10/31/2007 11:00PM

Epic Power, Carava's latest hard-hitter

EmailARCADIA, Calif. - Most of the attention will be lavished upon Lava Man on Saturday when he makes his California Cup debut in the $250,000 Cal Cup Classic at 1 1/8 miles, and rightfully so.

On paper, this is Shaq shooting around at the neighborhood Y. DeNiro doing Hamlet in the high school play. But for Lava Man, the Cal Cup is certainly not slumming. He has taken crafty advantage of restricted jackpots before, winning such events as the Sunshine Millions Classic and the Sunshine Millions Turf at Santa Anita, as well as the Khaled Handicap on the Gold Rush card for Cal-breds during Hollywood Park.

Those events represented a means to an end for Lava Man. In each case, trainer Doug O'Neill and the rest of the Lava Man brain trust had a loftier goal in mind - a Santa Anita Handicap or a Whittingham Invitational - and Lava Man appreciated the break in competition.

On Saturday, however, the Cal Cup Classic stands as an end in itself. Lava Man needs to win to shake the funk of 4 losses in his last 5 starts. Still, approaching age 7 and a millionaire more than five times over, Lava Man already has left an indelible mark on the game. Despite his recent downturn in fortunes, he ranks among the most popular Thoroughbreds on the California scene over the past 25 years. If you don't think so, check the reaction after he wins.

The California Cup program offers fans a chance to appreciate another 6-year-old Cal-bred gelding who has earned his share of the spotlight. His name is Epic Power, a son of Epic Honor, and he will go postward a half-hour before Lava Man in defense of his 2006 title in the $175,000 Cal Cup Mile, run on the turf.

Epic Power will try to become the first horse to win back-to-back runnings. He is approaching this year's version, though, from a different angle. In 2006, he beat Running Free by a head off just 19 days' rest, while on Saturday, Epic Power will be appearing for the first time in more than two months. Trainer Jack Carava was asked, What gives?

"I ran him fairly hard over the summer," Carava said, "and the timing of trying to put one more race in between his last one and the Cal Cup didn't appeal to me. So we came up to this on works, and there's a little concern, since in the past he's seemed to run better when he's had a race about a month out."

Trainers and horseplayers are still trying to get a steady line on workouts over Santa Anita's newly installed Cushion Track. Interpretation is required, even with Epic Power's unbroken series of seven weekly works since his last race, which includes a bullet five-eighths in 58.40 seconds.

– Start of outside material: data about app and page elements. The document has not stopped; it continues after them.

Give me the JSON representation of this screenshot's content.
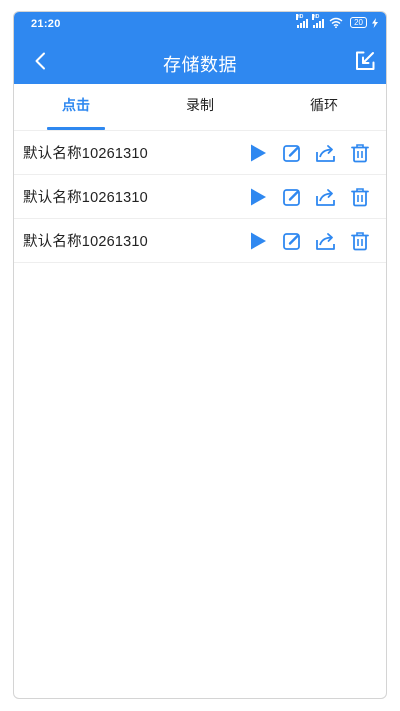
{
  "status_bar": {
    "time": "21:20",
    "signal_label_1": "HD",
    "signal_label_2": "HD",
    "battery": "20"
  },
  "app_bar": {
    "title": "存储数据",
    "back_icon": "chevron-left-icon",
    "import_icon": "import-arrow-icon"
  },
  "tabs": [
    {
      "label": "点击",
      "active": true
    },
    {
      "label": "录制",
      "active": false
    },
    {
      "label": "循环",
      "active": false
    }
  ],
  "records": [
    {
      "name": "默认名称10261310"
    },
    {
      "name": "默认名称10261310"
    },
    {
      "name": "默认名称10261310"
    }
  ],
  "row_actions": [
    "play-icon",
    "edit-icon",
    "share-icon",
    "trash-icon"
  ],
  "colors": {
    "primary": "#2f88f0",
    "text": "#222222",
    "divider": "#eeeeee",
    "background": "#ffffff"
  }
}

"Oddly enough, the work of his I liked the best was the 1:03," said Carava, referring to Epic Power's five-eighths on Oct. 17. "The track was extremely slow that day and he worked in company. The company kind of snuck up behind him and got to his hip, then he re-broke through the lane."

If nothing else, Epic Power deserved a holiday after his last race just to celebrate. That second-place finish to Cal Cup Mile opponent Jack's Wild in the Aug. 25 California Turf Championship at Bay Meadows marked the 50th start of Epic Power's career. Only one other player on the Cal Cup program has hit the half-century mark, the Sprint entrant Areyoutalkintome.

Older horses, no matter what the class level, seem to thrive in Carava's care. He is by nature cautious and conservative, running a smooth operation that thrives primarily on claiming horses, but he rarely misses a beat when a good one comes along. On the strength of client Ron Valenta, who races as La Canada Stable, Carava broke through with his first Grade 1 victory during the summer of 2006 when Pure as Gold, a $100,000 Valenta claim, won the Bing Crosby Handicap at Del Mar.

Epic Power was a $40,000 Valenta claim in July of 2005 out of a mile race on the grass at Hollywood Park. Six races later, the horse was taken by Doug O'Neill for $40,000, but Valenta and Carava weren't through. They claimed Epic Power for the second time, again for $40,000, out of his very next start, and he has been with them ever since, through 5 wins and 6 seconds in his last 15 tries.

Such consistency is rare at any level. Epic Power, a brownish bay with black trim, is not a real big horse, but he has a big personality.

"When we first had him he was pretty high-strung, and kind of a bleeder," Carava recalled. "He's just an old veteran now, and takes everything pretty much in stride. It's easy to tell when he's doing really good, because he gets very strong and tough to gallop, and he's been acting good that way. But he's still not a horse who puts 100 percent into his morning activities. So it's hard to be 100 percent confident you've got him tight, tight, tight."

Even so, count on Epic Power to run hard, hard, hard. He knows no other way.